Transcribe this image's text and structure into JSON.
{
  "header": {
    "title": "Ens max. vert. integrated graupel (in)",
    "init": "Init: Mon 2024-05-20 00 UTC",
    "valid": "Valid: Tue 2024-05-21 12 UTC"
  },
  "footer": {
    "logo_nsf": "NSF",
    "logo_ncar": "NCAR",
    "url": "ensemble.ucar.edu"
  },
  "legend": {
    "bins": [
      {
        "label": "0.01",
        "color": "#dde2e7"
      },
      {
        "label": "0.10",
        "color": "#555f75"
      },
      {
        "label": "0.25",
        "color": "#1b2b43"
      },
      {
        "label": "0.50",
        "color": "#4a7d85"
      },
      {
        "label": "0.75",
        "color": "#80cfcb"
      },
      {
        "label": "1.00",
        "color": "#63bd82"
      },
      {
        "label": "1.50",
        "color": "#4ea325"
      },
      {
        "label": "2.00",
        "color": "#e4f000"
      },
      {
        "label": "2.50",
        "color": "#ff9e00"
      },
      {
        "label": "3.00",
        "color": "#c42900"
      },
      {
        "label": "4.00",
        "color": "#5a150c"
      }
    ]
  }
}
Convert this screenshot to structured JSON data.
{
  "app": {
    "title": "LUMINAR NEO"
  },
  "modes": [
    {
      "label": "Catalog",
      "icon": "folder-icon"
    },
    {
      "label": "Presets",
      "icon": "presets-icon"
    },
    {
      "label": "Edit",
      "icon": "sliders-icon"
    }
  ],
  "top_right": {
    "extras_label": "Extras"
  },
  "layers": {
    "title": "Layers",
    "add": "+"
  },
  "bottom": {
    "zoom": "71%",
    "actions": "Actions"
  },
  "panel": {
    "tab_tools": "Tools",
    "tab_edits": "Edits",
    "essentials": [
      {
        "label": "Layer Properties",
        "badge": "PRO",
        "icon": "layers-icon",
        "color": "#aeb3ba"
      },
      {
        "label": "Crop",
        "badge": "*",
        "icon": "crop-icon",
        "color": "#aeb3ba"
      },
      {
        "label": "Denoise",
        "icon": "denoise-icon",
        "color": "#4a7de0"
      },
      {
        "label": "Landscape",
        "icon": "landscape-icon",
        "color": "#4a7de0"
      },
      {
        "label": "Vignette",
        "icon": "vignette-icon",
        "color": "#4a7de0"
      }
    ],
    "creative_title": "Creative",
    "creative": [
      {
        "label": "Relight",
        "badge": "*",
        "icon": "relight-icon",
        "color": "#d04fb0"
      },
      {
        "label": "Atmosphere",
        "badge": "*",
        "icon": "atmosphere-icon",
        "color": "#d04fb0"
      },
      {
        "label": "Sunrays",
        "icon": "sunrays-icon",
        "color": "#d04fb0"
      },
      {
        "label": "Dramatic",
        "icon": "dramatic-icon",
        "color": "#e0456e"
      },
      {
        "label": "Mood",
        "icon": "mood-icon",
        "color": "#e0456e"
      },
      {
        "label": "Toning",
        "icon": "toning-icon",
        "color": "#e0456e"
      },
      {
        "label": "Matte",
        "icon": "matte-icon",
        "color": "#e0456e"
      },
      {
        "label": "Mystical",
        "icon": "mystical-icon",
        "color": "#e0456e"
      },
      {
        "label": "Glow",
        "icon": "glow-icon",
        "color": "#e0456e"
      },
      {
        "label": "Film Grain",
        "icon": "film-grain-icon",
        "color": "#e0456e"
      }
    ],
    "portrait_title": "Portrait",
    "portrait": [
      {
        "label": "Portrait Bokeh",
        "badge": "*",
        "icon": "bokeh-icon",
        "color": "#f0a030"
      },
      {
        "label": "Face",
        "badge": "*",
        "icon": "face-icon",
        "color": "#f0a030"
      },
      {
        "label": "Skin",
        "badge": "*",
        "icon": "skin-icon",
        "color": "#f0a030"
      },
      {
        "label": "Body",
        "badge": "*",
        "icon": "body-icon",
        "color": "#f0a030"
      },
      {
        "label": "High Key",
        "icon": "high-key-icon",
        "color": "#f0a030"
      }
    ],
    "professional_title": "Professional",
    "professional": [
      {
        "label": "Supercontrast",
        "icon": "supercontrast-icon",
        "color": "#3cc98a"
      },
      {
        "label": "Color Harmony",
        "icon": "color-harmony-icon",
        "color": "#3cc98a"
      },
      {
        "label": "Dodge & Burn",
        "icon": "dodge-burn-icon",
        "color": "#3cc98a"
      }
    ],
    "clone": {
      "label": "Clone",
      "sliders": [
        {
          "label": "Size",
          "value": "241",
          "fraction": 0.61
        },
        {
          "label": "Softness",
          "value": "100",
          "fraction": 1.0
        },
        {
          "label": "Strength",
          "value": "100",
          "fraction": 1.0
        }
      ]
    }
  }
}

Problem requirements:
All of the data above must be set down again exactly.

Result of this exercise:
Transcribe this image's text and structure into JSON.
{
  "header": {
    "title": "Ens max. vert. integrated graupel (in)",
    "init": "Init: Mon 2024-05-20 00 UTC",
    "valid": "Valid: Tue 2024-05-21 12 UTC"
  },
  "footer": {
    "logo_nsf": "NSF",
    "logo_ncar": "NCAR",
    "url": "ensemble.ucar.edu"
  },
  "legend": {
    "bins": [
      {
        "label": "0.01",
        "color": "#dde2e7"
      },
      {
        "label": "0.10",
        "color": "#555f75"
      },
      {
        "label": "0.25",
        "color": "#1b2b43"
      },
      {
        "label": "0.50",
        "color": "#4a7d85"
      },
      {
        "label": "0.75",
        "color": "#80cfcb"
      },
      {
        "label": "1.00",
        "color": "#63bd82"
      },
      {
        "label": "1.50",
        "color": "#4ea325"
      },
      {
        "label": "2.00",
        "color": "#e4f000"
      },
      {
        "label": "2.50",
        "color": "#ff9e00"
      },
      {
        "label": "3.00",
        "color": "#c42900"
      },
      {
        "label": "4.00",
        "color": "#5a150c"
      }
    ]
  }
}
Convert this screenshot to structured JSON data.
{
  "app": {
    "title": "LUMINAR NEO"
  },
  "modes": [
    {
      "label": "Catalog",
      "icon": "folder-icon"
    },
    {
      "label": "Presets",
      "icon": "presets-icon"
    },
    {
      "label": "Edit",
      "icon": "sliders-icon"
    }
  ],
  "top_right": {
    "extras_label": "Extras"
  },
  "layers": {
    "title": "Layers",
    "add": "+"
  },
  "bottom": {
    "zoom": "71%",
    "actions": "Actions"
  },
  "panel": {
    "tab_tools": "Tools",
    "tab_edits": "Edits",
    "essentials": [
      {
        "label": "Layer Properties",
        "badge": "PRO",
        "icon": "layers-icon",
        "color": "#aeb3ba"
      },
      {
        "label": "Crop",
        "badge": "*",
        "icon": "crop-icon",
        "color": "#aeb3ba"
      },
      {
        "label": "Denoise",
        "icon": "denoise-icon",
        "color": "#4a7de0"
      },
      {
        "label": "Landscape",
        "icon": "landscape-icon",
        "color": "#4a7de0"
      },
      {
        "label": "Vignette",
        "icon": "vignette-icon",
        "color": "#4a7de0"
      }
    ],
    "creative_title": "Creative",
    "creative": [
      {
        "label": "Relight",
        "badge": "*",
        "icon": "relight-icon",
        "color": "#d04fb0"
      },
      {
        "label": "Atmosphere",
        "badge": "*",
        "icon": "atmosphere-icon",
        "color": "#d04fb0"
      },
      {
        "label": "Sunrays",
        "icon": "sunrays-icon",
        "color": "#d04fb0"
      },
      {
        "label": "Dramatic",
        "icon": "dramatic-icon",
        "color": "#e0456e"
      },
      {
        "label": "Mood",
        "icon": "mood-icon",
        "color": "#e0456e"
      },
      {
        "label": "Toning",
        "icon": "toning-icon",
        "color": "#e0456e"
      },
      {
        "label": "Matte",
        "icon": "matte-icon",
        "color": "#e0456e"
      },
      {
        "label": "Mystical",
        "icon": "mystical-icon",
        "color": "#e0456e"
      },
      {
        "label": "Glow",
        "icon": "glow-icon",
        "color": "#e0456e"
      },
      {
        "label": "Film Grain",
        "icon": "film-grain-icon",
        "color": "#e0456e"
      }
    ],
    "portrait_title": "Portrait",
    "portrait": [
      {
        "label": "Portrait Bokeh",
        "badge": "*",
        "icon": "bokeh-icon",
        "color": "#f0a030"
      },
      {
        "label": "Face",
        "badge": "*",
        "icon": "face-icon",
        "color": "#f0a030"
      },
      {
        "label": "Skin",
        "badge": "*",
        "icon": "skin-icon",
        "color": "#f0a030"
      },
      {
        "label": "Body",
        "badge": "*",
        "icon": "body-icon",
        "color": "#f0a030"
      },
      {
        "label": "High Key",
        "icon": "high-key-icon",
        "color": "#f0a030"
      }
    ],
    "professional_title": "Professional",
    "professional": [
      {
        "label": "Supercontrast",
        "icon": "supercontrast-icon",
        "color": "#3cc98a"
      },
      {
        "label": "Color Harmony",
        "icon": "color-harmony-icon",
        "color": "#3cc98a"
      },
      {
        "label": "Dodge & Burn",
        "icon": "dodge-burn-icon",
        "color": "#3cc98a"
      }
    ],
    "clone": {
      "label": "Clone",
      "sliders": [
        {
          "label": "Size",
          "value": "241",
          "fraction": 0.61
        },
        {
          "label": "Softness",
          "value": "100",
          "fraction": 1.0
        },
        {
          "label": "Strength",
          "value": "100",
          "fraction": 1.0
        }
      ]
    }
  }
}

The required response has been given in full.